Aberth’s book has little to say about this particular work, nor did online research reveal much, except that it was sold by Sotheby’s in 2002, the sale catalogue describing it as follows:

..an early work by Leonora Carrington entitled Plain Chant. Revealing the artist’s childhood Catholic upbringing, this painting is a mischievous play on plainchant, the official melodic chanting of the Christian liturgy. Far from the usual music-making heavenly host depicted in Christian art, here is a multitude of open-mouthed, hybrid entities united in creating a sound that, one suspects, challenges notions of the sacred.

“A mischievous play on plainchant..”… hmmm… the implication seems to be that the painting is basically just a naughty joke: rebellious young Leonora, sticking her tongue out at stuffy old Christian orthodoxy.

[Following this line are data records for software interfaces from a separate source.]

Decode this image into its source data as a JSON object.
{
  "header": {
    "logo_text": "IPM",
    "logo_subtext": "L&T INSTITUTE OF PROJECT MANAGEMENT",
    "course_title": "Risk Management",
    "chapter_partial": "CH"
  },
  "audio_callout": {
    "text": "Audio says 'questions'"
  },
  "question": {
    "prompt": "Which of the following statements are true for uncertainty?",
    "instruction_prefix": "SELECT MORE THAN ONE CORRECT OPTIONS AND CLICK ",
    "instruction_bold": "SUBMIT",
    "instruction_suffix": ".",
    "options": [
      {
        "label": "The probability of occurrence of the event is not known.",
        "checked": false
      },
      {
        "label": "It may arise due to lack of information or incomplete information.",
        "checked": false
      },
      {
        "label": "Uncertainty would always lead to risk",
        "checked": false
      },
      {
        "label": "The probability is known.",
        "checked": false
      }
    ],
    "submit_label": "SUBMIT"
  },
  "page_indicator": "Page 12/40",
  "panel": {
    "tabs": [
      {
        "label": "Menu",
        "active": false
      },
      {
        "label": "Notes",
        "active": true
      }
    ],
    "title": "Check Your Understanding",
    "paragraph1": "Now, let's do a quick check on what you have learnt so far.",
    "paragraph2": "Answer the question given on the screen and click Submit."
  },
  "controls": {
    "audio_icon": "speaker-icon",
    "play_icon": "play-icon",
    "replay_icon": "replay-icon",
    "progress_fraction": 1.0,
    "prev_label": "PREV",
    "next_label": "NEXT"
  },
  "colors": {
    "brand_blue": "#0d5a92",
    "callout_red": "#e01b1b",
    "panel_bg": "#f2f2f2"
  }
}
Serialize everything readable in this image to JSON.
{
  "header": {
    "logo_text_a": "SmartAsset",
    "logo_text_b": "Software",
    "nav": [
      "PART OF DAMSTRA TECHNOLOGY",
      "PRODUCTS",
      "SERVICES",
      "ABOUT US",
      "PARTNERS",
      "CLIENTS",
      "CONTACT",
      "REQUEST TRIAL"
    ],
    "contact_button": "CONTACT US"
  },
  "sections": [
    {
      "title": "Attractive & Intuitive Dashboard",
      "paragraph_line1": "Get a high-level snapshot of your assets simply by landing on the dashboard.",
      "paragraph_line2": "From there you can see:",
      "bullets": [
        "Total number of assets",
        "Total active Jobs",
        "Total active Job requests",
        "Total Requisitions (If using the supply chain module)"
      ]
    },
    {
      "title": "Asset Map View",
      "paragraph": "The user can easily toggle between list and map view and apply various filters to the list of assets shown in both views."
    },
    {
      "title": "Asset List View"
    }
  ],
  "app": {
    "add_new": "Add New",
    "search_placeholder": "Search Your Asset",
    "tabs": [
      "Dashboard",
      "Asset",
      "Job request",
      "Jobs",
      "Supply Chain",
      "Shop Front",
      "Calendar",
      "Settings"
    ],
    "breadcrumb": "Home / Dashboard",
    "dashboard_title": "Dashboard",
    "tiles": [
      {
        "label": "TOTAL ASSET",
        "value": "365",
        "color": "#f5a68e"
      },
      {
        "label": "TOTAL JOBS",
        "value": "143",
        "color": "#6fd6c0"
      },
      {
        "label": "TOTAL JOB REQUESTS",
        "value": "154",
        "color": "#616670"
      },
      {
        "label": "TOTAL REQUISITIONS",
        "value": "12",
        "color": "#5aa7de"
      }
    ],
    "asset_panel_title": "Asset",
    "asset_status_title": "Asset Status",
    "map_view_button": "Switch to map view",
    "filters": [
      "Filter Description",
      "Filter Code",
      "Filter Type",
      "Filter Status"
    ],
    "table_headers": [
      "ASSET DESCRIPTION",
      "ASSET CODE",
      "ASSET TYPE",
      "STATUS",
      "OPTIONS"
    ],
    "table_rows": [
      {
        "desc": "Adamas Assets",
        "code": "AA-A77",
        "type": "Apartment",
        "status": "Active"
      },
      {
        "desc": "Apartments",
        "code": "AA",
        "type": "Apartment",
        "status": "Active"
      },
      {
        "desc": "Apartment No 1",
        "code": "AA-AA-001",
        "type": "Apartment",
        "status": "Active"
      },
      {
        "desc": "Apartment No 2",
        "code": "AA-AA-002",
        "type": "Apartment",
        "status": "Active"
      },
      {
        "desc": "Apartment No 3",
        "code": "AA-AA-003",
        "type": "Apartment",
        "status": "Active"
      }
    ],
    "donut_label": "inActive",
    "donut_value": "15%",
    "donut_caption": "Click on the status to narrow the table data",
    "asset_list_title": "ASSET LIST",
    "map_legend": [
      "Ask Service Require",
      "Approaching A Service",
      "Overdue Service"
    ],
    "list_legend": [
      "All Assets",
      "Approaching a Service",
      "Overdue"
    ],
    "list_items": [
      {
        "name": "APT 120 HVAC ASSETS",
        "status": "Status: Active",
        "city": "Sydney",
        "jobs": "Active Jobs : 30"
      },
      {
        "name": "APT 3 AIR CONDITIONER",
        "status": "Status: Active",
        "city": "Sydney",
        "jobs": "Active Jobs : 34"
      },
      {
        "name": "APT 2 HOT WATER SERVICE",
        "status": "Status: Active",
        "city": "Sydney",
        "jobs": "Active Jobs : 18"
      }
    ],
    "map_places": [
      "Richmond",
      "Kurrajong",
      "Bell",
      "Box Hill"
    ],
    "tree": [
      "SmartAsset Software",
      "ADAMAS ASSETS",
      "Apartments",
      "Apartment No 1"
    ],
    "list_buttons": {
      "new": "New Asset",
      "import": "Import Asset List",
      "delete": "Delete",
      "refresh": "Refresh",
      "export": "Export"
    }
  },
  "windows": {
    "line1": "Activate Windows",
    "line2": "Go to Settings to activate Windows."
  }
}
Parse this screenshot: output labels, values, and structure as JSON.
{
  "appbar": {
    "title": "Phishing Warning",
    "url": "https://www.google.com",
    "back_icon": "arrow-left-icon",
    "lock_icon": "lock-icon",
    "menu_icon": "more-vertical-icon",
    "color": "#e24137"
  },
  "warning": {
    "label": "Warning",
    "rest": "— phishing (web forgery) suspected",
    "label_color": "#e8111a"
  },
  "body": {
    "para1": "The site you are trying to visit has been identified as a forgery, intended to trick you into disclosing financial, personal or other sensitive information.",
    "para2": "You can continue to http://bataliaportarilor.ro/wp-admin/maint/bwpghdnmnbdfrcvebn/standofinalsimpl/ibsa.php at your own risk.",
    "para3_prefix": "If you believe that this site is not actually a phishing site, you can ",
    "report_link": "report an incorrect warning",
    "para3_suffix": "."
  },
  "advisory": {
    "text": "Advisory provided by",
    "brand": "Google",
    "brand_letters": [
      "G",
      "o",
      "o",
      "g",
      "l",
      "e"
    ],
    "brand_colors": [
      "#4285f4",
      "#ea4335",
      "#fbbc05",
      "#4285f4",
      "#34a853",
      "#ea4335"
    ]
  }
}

But the painting is so much more than that. Here is the artist as mythmaker – here is conjuration: the host of totemic animals and mythic beings are the representatives of the sacred, not some pastiche thereof – a fabulous menagerie of the psyche, and thus of the imaginal cosmos.

And the chanted incantations pouring from their mouths are, one senses, a strange ululation of many different resonances and overtones- the music of the Spheres in vocal form.

And the songs that swell on the Shoreline- the sonic ebb and flow of sea, and stone, and wind- are of similar quality.